“Realizing that my threats were in vain, I suddenly turned to [my assistant] Sidi Iscan and said, ‘Come on, let’s go; we, too, are getting on this train.’And, pushing aside the soldier who tried to stop me, I entered one of the wagons.. Now it was the Gestapo officer’s turn to do the begging. I didn’t respond to anything that was said, and the train began to move in sight of the Gestapo officer.
“[At the next station when the train stopped] a few German officers got on the wagon and said that there had been a mistake, that the train had left Marseilles without giving me a chance to get off, that those responsible would be punished, that I could return to Marseilles with the special [Mercedes they had placed] at my disposal. I explained to them that there was no question of a mistake, that more than 80 Turkish citizens had been loaded onto these animal wagons because they were Jews, and that I was a representative of a government that rejected such treatment. The officers, promising that all manner of wrongdoing would be corrected, asked if everyone in the wagon was Turkish. A crowd of women, men and children had surrounded us watching, motionless as stone, this play dealing with their lives. Probably due to the orders received from their superiors, as much as to my own uncompromising stance, all of us got off the train together. A little later, the Germans left us alone.
“I cannot forget those embraces around our necks and hands. The inner peace I felt when I reached my bed towards morning that day is one that I have not savored much since then.”
In later years, retiring as ambassador, Ambassador Kent said, “What I have done is what I should have done. I knew I had to act.”
But Kent’s heroism was not limited to this one action. In contrast to some of the other foreign consulates stationed in Marseilles, who began imitating the Nazis’ disdain toward Jews, Kent issued Turkish identity documents to scores of Turkish Jews living in southern France or who had fled there and did not hold valid Turkish passports.
At one point, Kent went to Gestapo headquarters to protest against the latest abominable action that had begun in Marseilles: the stripping of males in the middle of the street to determine whether they were Jews or not. The consul-general rebuked the German commander and notified him that circumcision did not necessarily prove one’s Jewishness. “When I saw the emptiness in the commanders eyes, I realize that he did not understand what I am saying.
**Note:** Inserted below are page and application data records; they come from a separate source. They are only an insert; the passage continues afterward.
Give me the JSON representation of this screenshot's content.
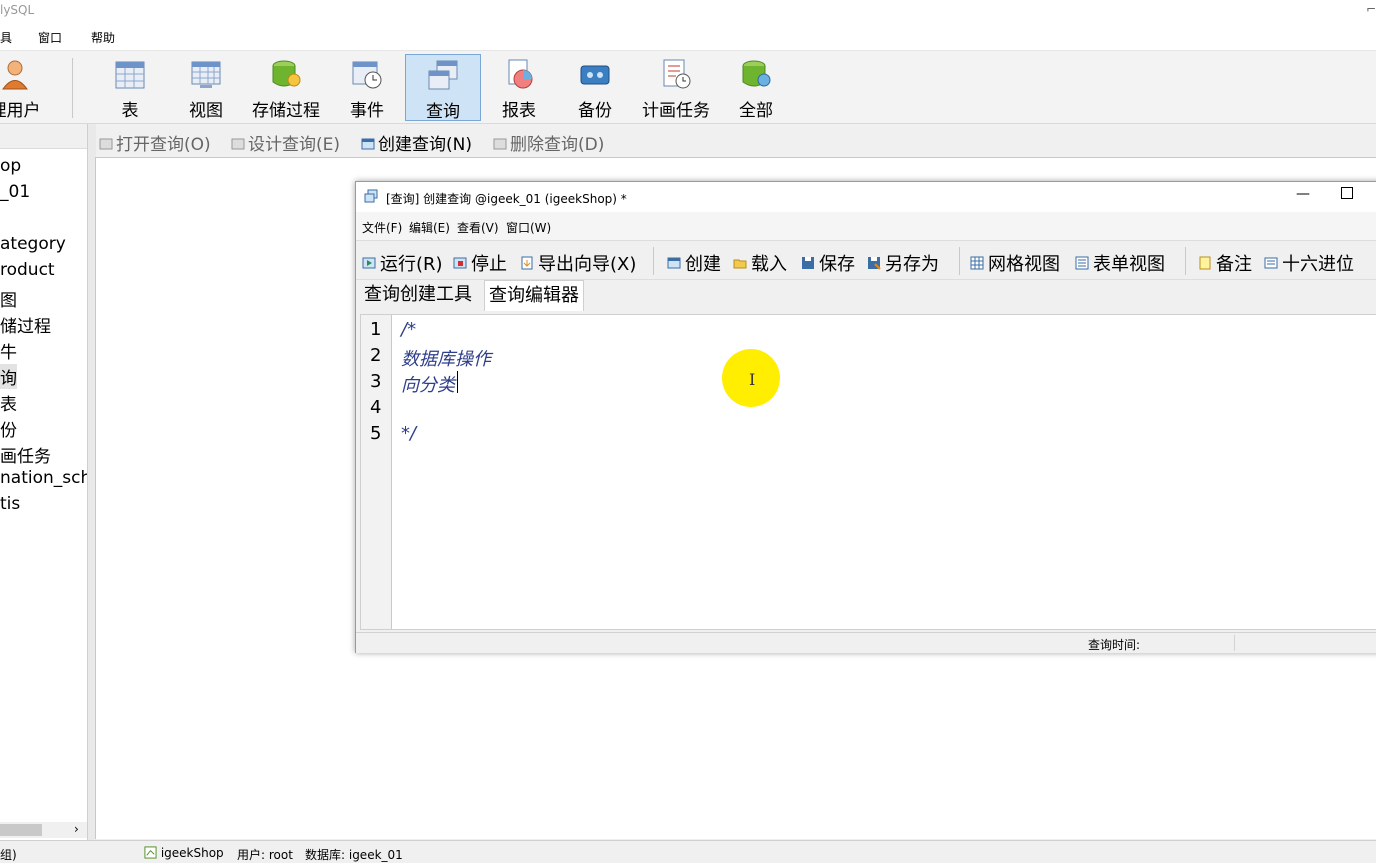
{
  "app": {
    "title": "lySQL",
    "max_glyph": "⌐"
  },
  "menu": {
    "items": [
      "具",
      "窗口",
      "帮助"
    ]
  },
  "toolbar": {
    "buttons": [
      {
        "label": "理用户",
        "icon": "user-icon"
      },
      {
        "label": "表",
        "icon": "table-icon"
      },
      {
        "label": "视图",
        "icon": "view-icon"
      },
      {
        "label": "存储过程",
        "icon": "procedure-icon"
      },
      {
        "label": "事件",
        "icon": "event-icon"
      },
      {
        "label": "查询",
        "icon": "query-icon",
        "active": true
      },
      {
        "label": "报表",
        "icon": "report-icon"
      },
      {
        "label": "备份",
        "icon": "backup-icon"
      },
      {
        "label": "计画任务",
        "icon": "schedule-icon"
      },
      {
        "label": "全部",
        "icon": "all-icon"
      }
    ]
  },
  "tree": {
    "items": [
      "op",
      "_01",
      "ategory",
      "roduct",
      "图",
      "储过程",
      "牛",
      "询",
      "表",
      "份",
      "画任务",
      "nation_sch",
      "tis"
    ]
  },
  "object_toolbar": {
    "open": "打开查询(O)",
    "design": "设计查询(E)",
    "create": "创建查询(N)",
    "delete": "删除查询(D)"
  },
  "query_window": {
    "title": "[查询] 创建查询 @igeek_01 (igeekShop) *",
    "min_glyph": "—",
    "menu": [
      "文件(F)",
      "编辑(E)",
      "查看(V)",
      "窗口(W)"
    ],
    "toolbar": {
      "run": "运行(R)",
      "stop": "停止",
      "export": "导出向导(X)",
      "create": "创建",
      "load": "载入",
      "save": "保存",
      "save_as": "另存为",
      "grid_view": "网格视图",
      "form_view": "表单视图",
      "notes": "备注",
      "hex": "十六进位"
    },
    "tabs": [
      "查询创建工具",
      "查询编辑器"
    ],
    "active_tab": "查询编辑器",
    "editor": {
      "line_numbers": [
        "1",
        "2",
        "3",
        "4",
        "5"
      ],
      "lines": [
        "/*",
        "数据库操作",
        "向分类",
        "",
        "*/"
      ]
    },
    "status": {
      "query_time": "查询时间:"
    }
  },
  "status_bar": {
    "left": "组)",
    "connection": "igeekShop",
    "user": "用户: root",
    "database": "数据库: igeek_01"
  },
  "colors": {
    "accent": "#cfe3f6",
    "code": "#2e3e8a",
    "cursor_highlight": "#ffee00"
  }
}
And I said that I will accept to be examined by their medical staff.”
In 2001, Kent and two other diplomats, Namik Kemal Yolga and Selahattin Ulkumen, were honoured with Turkey’s Supreme Service Medal as well as a special medal from Israel for rescuing Jews during the Holocaust.
Kent died in Istanbul in 2002, at the age of 91. Dozens of mourners attended his funeral, including officials from the Israeli consulate, Istanbul’s Deputy Chief Rabbi Ishak Haleve and leaders of the Turkish Jewish community.
Necdet Kent is father of Muhtar Kent, since 2008 President and Chief Operating Officer of the North Asia, Eurasia and Middle East Group of The Coca Cola Company.Other Turkish Diplomats who Rescued Jews During World War II
Sources: Wikipedia; The International Raoul Wallenberg Foundation ; Lefkovits, Edgar, “The consul who halted the death train,” The Jerusalem Post (September 21, 2000); Remarks by Deputy Secretary of Defense Paul Wolfowitz, Washington Institute for Near East Policy, Washington, DC (March 13, 2002).